Routers and hierarchical URIs

Introduction

In addition to the Redirector, we have another tool to manage cool URIs: Routers. They are specialized Restlets that can have other Restlets (Finders and Filters for example) attached to them and that can automatically delegate calls based on a URI template. In general, you will set a Router as the root of your Application.

Here we want to explain how to handle the following URI patterns:

  1. /docs/ to display static files
  2. /users/{user} to display a user account
  3. /users/{user}/orders to display the orders of a particular user
  4. /users/{user}/orders/{order} to display a specific order

The fact that these URIs contain variable parts (between accolades) and that no file extension is used makes it harder to handle them in a typical Web container. Here, you just need to attach target Restlets to a Router using the URI template. At runtime, the route that best matches the request URI will received the call and be able to invoke its attached Restlet. At the same time, the request's attributes map will be automatically updated with the value of the URI template variables!

See the implementation code below.

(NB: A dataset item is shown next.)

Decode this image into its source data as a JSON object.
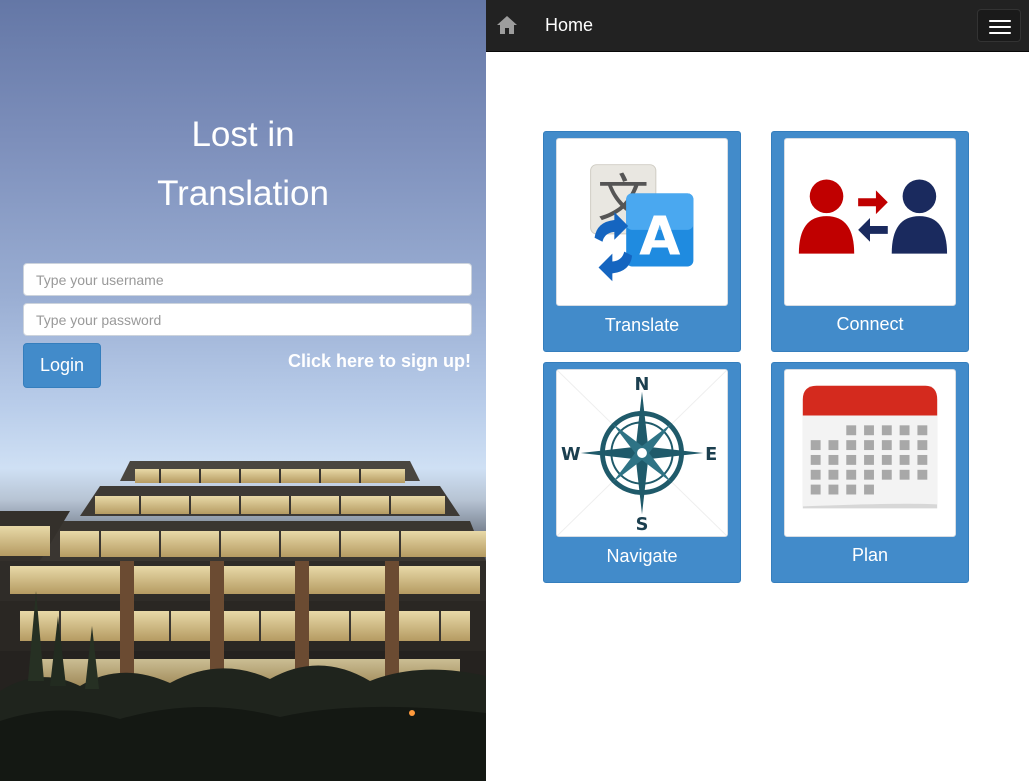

In a real application, you will probably want to create separate subclasses instead of the anonymous ones we use here:

// Create a root router
Router router = new Router(getContext());

// Create a simple password verifier
MapVerifier verifier = new MapVerifier();
verifier.getLocalSecrets().put("scott", "tiger".toCharArray());

// Create a Guard
// Attach a guard to secure access to the directory
ChallengeAuthenticator guard = new ChallengeAuthenticator(getContext(),
        ChallengeScheme.HTTP_BASIC, "Tutorial");
guard.setVerifier(verifier);
router.attach("/docs/", guard).setMatchingMode(
        Template.MODE_STARTS_WITH);

// Create a directory able to expose a hierarchy of files
Directory directory = new Directory(getContext(), ROOT_URI);
guard.setNext(directory);

// Create the account handler
Restlet account = new Restlet() {
    @Override
    public void handle(Request request, Response response) {
        // Print the requested URI path
        String message = "Account of user \""
                + request.getAttributes().get("user") + "\"";
        response.setEntity(message, MediaType.TEXT_PLAIN);
    }
};

// Create the orders handler
Restlet orders = new Restlet(getContext()) {
    @Override
    public void handle(Request request, Response response) {
        // Print the user name of the requested orders
        String message = "Orders of user \""
                + request.getAttributes().get("user") + "\"";
        response.setEntity(message, MediaType.TEXT_PLAIN);
    }
};

// Create the order handler
Restlet order = new Restlet(getContext()) {
    @Override
    public void handle(Request request, Response response) {
        // Print the user name of the requested orders
        String message = "Order \""
            + request.getAttributes().get("order")
            + "\" for user \""
            + request.getAttributes().get("user") + "\"";
        response.setEntity(message, MediaType.TEXT_PLAIN);
    }
};

// Attach the handlers to the root router
router.attach("/users/{user}", account);
router.attach("/users/{user}/orders", orders);
router.attach("/users/{user}/orders/{order}", order);

Note that the routing assumes that your request contains an absolute target URI that identifies a target resource. During the request processing the resource's base URI is continuously updated, for each level in the hierarchy of routers. This explains why the default behavior of routers is to match only the beginning of the remaining URI part and not the totality of it. In some cases, you might want to change this default mode, and this is easy to do via the "defaultMatchingMode" property on Router, or by modifying the "matchingMode" property of the template associated with the route created by the Router.attach() methods. For the modes, you can use the Template.MODE_EQUALS or Template.MODE_STARTS_WITH constants.

Please note that the values of the variables are directly extracted from the URI and are therefore not percent-decoded. In order to achieve such a task, have a look to the Reference#decode(String) method.